Lydon’s version is a good story, but all the other voices in the film have other stories. And they’re allowed to tell them up to a point. That’s the point where Lydon/Rotten decides to drown them out.
What I’m describing is not an indictment. Rotten/Lydon, in the post-screening chat, talks about how he aspires to be a valued songwriter. He is saying he doesn’t think he’s there yet. He’s right about that, and wonderfully honest to admit it.
But the history of PiL the film describes is the arc of moving from talented and disorganized non-professionals to, over 20 years, the hiring of professional musicians who can actually play.

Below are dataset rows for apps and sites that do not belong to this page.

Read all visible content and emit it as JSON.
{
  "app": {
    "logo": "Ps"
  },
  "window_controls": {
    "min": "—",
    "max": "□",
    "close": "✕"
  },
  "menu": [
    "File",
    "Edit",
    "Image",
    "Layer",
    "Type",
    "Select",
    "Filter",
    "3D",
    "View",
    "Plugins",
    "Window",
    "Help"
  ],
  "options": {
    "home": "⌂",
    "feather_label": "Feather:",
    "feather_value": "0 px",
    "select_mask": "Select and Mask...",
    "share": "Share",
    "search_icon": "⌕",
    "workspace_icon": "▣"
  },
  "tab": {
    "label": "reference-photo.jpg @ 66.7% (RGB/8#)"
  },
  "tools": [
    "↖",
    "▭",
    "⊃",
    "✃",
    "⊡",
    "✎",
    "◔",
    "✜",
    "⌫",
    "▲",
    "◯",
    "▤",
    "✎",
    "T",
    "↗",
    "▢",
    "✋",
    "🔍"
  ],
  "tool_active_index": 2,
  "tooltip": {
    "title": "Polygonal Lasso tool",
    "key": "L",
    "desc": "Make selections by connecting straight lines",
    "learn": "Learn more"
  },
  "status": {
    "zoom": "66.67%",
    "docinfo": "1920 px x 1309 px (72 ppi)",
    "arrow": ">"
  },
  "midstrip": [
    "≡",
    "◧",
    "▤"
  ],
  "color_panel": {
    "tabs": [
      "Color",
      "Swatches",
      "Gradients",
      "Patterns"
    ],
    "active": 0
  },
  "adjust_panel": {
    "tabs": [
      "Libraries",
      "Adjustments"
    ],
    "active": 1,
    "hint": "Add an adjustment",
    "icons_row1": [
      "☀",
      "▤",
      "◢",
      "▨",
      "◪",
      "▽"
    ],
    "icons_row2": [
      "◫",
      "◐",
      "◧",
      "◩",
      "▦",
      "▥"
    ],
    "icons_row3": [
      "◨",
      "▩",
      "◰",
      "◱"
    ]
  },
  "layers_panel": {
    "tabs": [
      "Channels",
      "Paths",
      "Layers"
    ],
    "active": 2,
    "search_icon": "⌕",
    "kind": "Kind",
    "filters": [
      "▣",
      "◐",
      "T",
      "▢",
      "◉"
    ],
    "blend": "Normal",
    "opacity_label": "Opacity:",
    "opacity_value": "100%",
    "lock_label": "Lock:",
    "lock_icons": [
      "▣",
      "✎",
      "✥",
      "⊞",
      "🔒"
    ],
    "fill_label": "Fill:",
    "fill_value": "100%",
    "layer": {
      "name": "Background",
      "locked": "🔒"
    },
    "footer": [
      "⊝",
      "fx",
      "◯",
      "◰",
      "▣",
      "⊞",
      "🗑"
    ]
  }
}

And then marvelling at how everything got better.
And in many ways it did, but what seems to me most revealing is how all the aesthetic challenges disappeared once the band was competent. And this idea of competent musicians versus energetic amateurs is an invigorating discussion for everyone, but the movie glides over the issues.
It’s easy to see why, but without a discussion about talent, expression, experience, professionalism, talent and creativity, plus other stuff, I’m not sure how much what they produced matters.
I love PiL, I went to the screening tonight, because of this appearance I saw one morning in 1980 on American Bandstand:
Read about these guys in a magazine. I like this song. The Amazon reviews are great. The singer appears charismatic. I’m a sucker for a Flying V. And bluesy-ness.
What is this? It’s got a groove, seems to be taken apart until it comes together with the horns, and is cute and a joke and a good tune.
Last April The Biletones went into the studio to drop down five tracks for an EP, and while we were at it, a friend of the band, Andre Welsh, who does camera work in Hollywood, agreed to video the band in action. It was kind of fun and intense, but also ugh city.
As in for the Route 66 video, we played the song 11 times so the film crew could focus on different aspects and players during the song.
The four remaining tunes we played were It Takes a Lot to Laugh (check out Steve Gibson’s killer solos), It’s All Over Now (I sing lead), Don’t Cry no Tears, and lead singer Tom Nelson’s Rich Girlfriend. Do click to the third cut and check out Girlfriend. It is one of our strongest tunes (it is third on the playlist in the upper right corner of the Route 66 vid).